At the time, the Peace Race was a much more international race, drawing top runners from dozens of countries thanks to its large cash purses. Frank Shorter, the 1972 Olympic gold medalist, won the 1976 Peace Race, which doubled as the national championship in the 25K. A year later, legendary marathoner Bill Rodgers broke Shorter’s course record.
Cessna established a Peace Race fellowship, which would bring one international runner to Youngstown each year to train. He bought Condori’s plane ticket, got him a free room at the University Inn, got him free food from the man who owned the dormitory, got him a job cleaning the parking deck across the street and introduced him to one of the greatest loves of his life, Mill Creek Park.
“It’s one of the things I’m most proud of doing,” Cessna said of bringing Condori to America. “He was stuck in the mountains of Bolivia, living in poverty. If you could have seen the hut his parents were living in ...
“When Ray Bonner [who wrote the cover story about Condori] first heard that he was being awarded a Peace Race Fellowship for a year he called me and said something to the effect that the awarding of the fellowship made him aware that he made the correct choice in becoming a journalist.”
Why he’s still here
Condori ran the 1980 Peace Race — he struggled, as he was still adjusting to the climate — and spent the year training in Youngstown. At the end of the year, Cessna handed Condori a plane ticket and said, “You can go back or you can stay here. It’s up to you.”
“I said, ‘I like this country. I’ll stay here,’” Condori said.
Condori has been an American citizen for two decades. He and his wife, Jeanneth (also a native of Bolivia), have been married 21 years and belong to First Christian Church in Canfield. They have two children: Jaime, 23, a computer science major at YSU and Maya, 19, who is in the Navy. (Alas, both of them chose soccer over cross country, although Maya did run track.)
He works at Riley’s Clothiers, an upscale clothing store in Hudson, and lives a few minutes away from Mill Creek Park, where he still runs three times a week. His house features Bolivian flags, posters of the Bolivian cities of La Paz and Santa Cruz and pictures from his racing career.
And while he rarely competes, he still runs the Peace Race. Two years ago, he finished in 46:44.6 to win the 60-64 age group by almost 30 seconds.
“You always want to be better, but I run more for my health now,” he said. “And I love the park. That’s why I got this house, to be close to the park. I’ve never seen anything like this anywhere else.”
On Oct. 26, the Peace Race will celebrate its 40th anniversary. The longest race is now only a 10K and it mostly features Mahoning Valley runners, but it still attracts a few international runners, including a pair of Kenyans won last year’s race.

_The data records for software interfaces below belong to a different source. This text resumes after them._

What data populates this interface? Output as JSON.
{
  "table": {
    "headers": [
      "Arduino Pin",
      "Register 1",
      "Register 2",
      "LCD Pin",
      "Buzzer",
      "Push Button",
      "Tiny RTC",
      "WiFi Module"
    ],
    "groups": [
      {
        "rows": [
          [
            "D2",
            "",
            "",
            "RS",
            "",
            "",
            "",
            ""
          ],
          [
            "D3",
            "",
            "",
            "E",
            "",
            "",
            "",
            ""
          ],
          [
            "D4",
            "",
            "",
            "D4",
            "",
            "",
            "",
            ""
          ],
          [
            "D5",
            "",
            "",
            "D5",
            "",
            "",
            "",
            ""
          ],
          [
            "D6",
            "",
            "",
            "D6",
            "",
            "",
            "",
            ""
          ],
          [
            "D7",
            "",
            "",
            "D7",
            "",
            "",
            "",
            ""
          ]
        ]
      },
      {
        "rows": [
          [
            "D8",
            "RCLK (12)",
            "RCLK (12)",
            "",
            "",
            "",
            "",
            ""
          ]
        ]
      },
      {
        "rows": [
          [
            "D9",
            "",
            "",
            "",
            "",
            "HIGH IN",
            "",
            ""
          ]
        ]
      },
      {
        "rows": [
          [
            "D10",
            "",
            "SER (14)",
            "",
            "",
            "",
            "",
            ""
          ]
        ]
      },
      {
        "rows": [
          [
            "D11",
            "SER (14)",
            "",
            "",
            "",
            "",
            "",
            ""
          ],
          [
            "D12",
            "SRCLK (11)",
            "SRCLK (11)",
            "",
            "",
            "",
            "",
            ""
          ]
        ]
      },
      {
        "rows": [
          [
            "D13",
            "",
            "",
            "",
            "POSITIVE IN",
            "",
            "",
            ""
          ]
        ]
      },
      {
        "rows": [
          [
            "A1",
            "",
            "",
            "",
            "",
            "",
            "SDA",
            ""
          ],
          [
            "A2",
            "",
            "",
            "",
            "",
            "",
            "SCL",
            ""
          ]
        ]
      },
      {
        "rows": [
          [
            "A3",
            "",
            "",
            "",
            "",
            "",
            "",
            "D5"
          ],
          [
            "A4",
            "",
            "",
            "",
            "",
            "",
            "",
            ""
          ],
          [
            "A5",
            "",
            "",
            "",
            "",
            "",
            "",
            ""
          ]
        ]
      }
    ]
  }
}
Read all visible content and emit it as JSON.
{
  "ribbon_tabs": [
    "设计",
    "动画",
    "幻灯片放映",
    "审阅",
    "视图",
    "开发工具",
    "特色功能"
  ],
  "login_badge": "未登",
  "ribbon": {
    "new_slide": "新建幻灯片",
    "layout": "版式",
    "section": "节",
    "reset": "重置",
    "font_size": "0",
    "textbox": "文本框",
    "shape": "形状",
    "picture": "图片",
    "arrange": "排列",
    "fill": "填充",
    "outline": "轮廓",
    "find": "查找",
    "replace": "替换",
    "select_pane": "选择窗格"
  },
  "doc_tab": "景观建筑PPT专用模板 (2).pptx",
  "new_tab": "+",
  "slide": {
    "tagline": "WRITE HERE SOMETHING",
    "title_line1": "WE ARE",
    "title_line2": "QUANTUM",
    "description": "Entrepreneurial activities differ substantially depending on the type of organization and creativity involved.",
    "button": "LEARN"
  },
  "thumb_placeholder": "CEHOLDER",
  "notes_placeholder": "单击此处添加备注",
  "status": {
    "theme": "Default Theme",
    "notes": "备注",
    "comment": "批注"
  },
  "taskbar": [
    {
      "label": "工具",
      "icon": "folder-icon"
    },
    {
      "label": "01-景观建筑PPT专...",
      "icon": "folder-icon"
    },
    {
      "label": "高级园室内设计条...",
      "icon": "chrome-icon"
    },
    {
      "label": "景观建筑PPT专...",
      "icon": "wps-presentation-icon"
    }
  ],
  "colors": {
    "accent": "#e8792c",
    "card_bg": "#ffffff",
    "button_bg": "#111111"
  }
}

And as long as his body holds up, the Peace Race will always feature at least one runner from Bolivia.
“They used to say to me in my country, ‘Ricardo, where are you going to run?’” Condori said. “I’d say, ‘I am going to see my girlfriend.’ I never had a girlfriend when I was running. You cannot [be distracted]. My girlfriend was running.
“When you’re in love with a girl when you’re young, you go and see her. It doesn’t matter if it’s a cold, rainy day or hot weather or whatever, as long as you see her and talk to her. Then you come back happy. That’s how I feel when I get to run.”